In December 1999, Ressam was caught as he tried to smuggle a trunkload of bomb-making materials into the United States from Canada through Port Angeles, Wash. He had left Canada from Victoria and had travelled across the Juan de Fuca Strait by ferry.
His convictions included terrorist conspiracy and he faced as much as 130 years in prison before agreeing to co-operate with authorities.
In their sentencing memorandum, prosecutors said Ressam chose the United States' fifth largest airport as his target and decided on December 1999, the height of the millennium celebration, "so that the chaos and fear flowing from his act would be magnified tenfold."
Initially, the U.S. government and Ressam's lawyers had agreed on a sentence of at least 27 years in return for his co-operation with authorities.
Prosecutors have said that Ressam has already provided information on more than 100 potential terrorists in interviews that stretched over two years.
But in an April court filing, prosecutors said they recommended the longer sentence because Ressam stopped co-operating in 2003, "breaching his agreement and effectively terminating at least two criminal cases of vital interest to national security."
One U.S. attorney told the court that it was possible the extradition efforts against Mohamed and Doha could collapse without more information.
In the time he did spend co-operating with authorities, Ressam covered topics on training camps in Afghanistan, terrorist recruitment, training, cell locations, targets, the making of explosives and ideology.
The U.S. government said Ressam's testimony helped convict Mokhtar Haouari of supplying fake identification and cash for the millennium plot.

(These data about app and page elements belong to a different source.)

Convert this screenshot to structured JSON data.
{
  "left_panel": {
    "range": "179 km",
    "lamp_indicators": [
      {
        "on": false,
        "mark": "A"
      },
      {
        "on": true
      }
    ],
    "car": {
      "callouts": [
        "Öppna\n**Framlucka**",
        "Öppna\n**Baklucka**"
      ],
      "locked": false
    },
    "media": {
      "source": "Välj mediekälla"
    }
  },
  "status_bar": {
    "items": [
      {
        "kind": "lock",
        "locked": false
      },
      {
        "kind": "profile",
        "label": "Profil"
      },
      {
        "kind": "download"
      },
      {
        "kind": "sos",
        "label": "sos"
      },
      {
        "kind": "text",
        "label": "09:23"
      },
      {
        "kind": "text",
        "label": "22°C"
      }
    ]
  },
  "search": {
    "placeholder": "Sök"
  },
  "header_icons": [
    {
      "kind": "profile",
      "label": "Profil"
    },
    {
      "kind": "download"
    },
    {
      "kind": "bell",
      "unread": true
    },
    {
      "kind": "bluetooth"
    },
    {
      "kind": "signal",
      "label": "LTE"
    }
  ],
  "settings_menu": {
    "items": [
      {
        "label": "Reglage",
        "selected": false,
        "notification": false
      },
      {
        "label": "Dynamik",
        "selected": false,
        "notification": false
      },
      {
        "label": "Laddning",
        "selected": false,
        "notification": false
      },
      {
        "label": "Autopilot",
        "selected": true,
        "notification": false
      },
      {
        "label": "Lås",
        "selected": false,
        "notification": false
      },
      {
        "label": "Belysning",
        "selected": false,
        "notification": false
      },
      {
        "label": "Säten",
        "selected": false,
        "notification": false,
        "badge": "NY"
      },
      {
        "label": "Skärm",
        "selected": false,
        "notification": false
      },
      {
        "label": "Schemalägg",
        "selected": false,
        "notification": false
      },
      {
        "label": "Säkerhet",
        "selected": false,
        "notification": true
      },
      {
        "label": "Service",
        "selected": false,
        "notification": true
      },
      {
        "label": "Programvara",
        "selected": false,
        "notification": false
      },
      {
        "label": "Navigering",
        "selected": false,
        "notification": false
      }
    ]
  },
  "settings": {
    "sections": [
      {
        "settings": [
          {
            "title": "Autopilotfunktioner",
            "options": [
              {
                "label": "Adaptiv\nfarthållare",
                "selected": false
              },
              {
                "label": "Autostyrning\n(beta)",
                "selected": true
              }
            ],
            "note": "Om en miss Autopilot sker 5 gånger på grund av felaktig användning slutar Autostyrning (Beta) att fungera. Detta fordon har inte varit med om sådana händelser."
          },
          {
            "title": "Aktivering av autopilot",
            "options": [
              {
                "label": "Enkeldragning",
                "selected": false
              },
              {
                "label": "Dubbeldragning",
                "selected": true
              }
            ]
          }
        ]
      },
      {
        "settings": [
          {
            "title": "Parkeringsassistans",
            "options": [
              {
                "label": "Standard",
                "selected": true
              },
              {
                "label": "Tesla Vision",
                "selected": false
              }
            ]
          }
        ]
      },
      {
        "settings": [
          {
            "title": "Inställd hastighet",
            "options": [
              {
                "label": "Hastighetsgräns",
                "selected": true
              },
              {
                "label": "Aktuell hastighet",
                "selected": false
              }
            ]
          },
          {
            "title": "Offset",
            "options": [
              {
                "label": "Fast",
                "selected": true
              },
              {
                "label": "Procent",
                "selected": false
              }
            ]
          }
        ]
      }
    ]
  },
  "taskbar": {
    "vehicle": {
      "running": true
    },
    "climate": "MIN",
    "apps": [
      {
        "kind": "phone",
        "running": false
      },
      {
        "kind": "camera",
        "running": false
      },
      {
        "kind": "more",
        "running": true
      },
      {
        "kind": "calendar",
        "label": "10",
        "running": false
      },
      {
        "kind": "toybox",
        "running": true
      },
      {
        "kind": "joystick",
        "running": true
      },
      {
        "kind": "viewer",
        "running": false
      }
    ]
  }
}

He was sentenced to 24 years in prison.
The defence said Ressam's information had led to the arrests of potential terrorists in the United States, Canada, Italy, Germany and France.
In April, the prosecution called one witness, FBI agent Fred Humphries, who had many meetings with Ressam after his arrest and who was testifying as to the value of his information.
He said Mohamed and Doha had been arrested from information provided by Ressam, and that Ressam provided information about "tradecraft" integral to terrorists, such as paper detonators.
Ressam told authorities of "safe houses" in Montreal, where he lived before he went to Vancouver. He also provided information on the structure of terrorist cells.
Humphries said some of Ressam's information was known to intelligence authorities but had been classified. The information he provided allowed authorities to pass the information on to other law enforcement agencies.
© The Canadian Press, 2005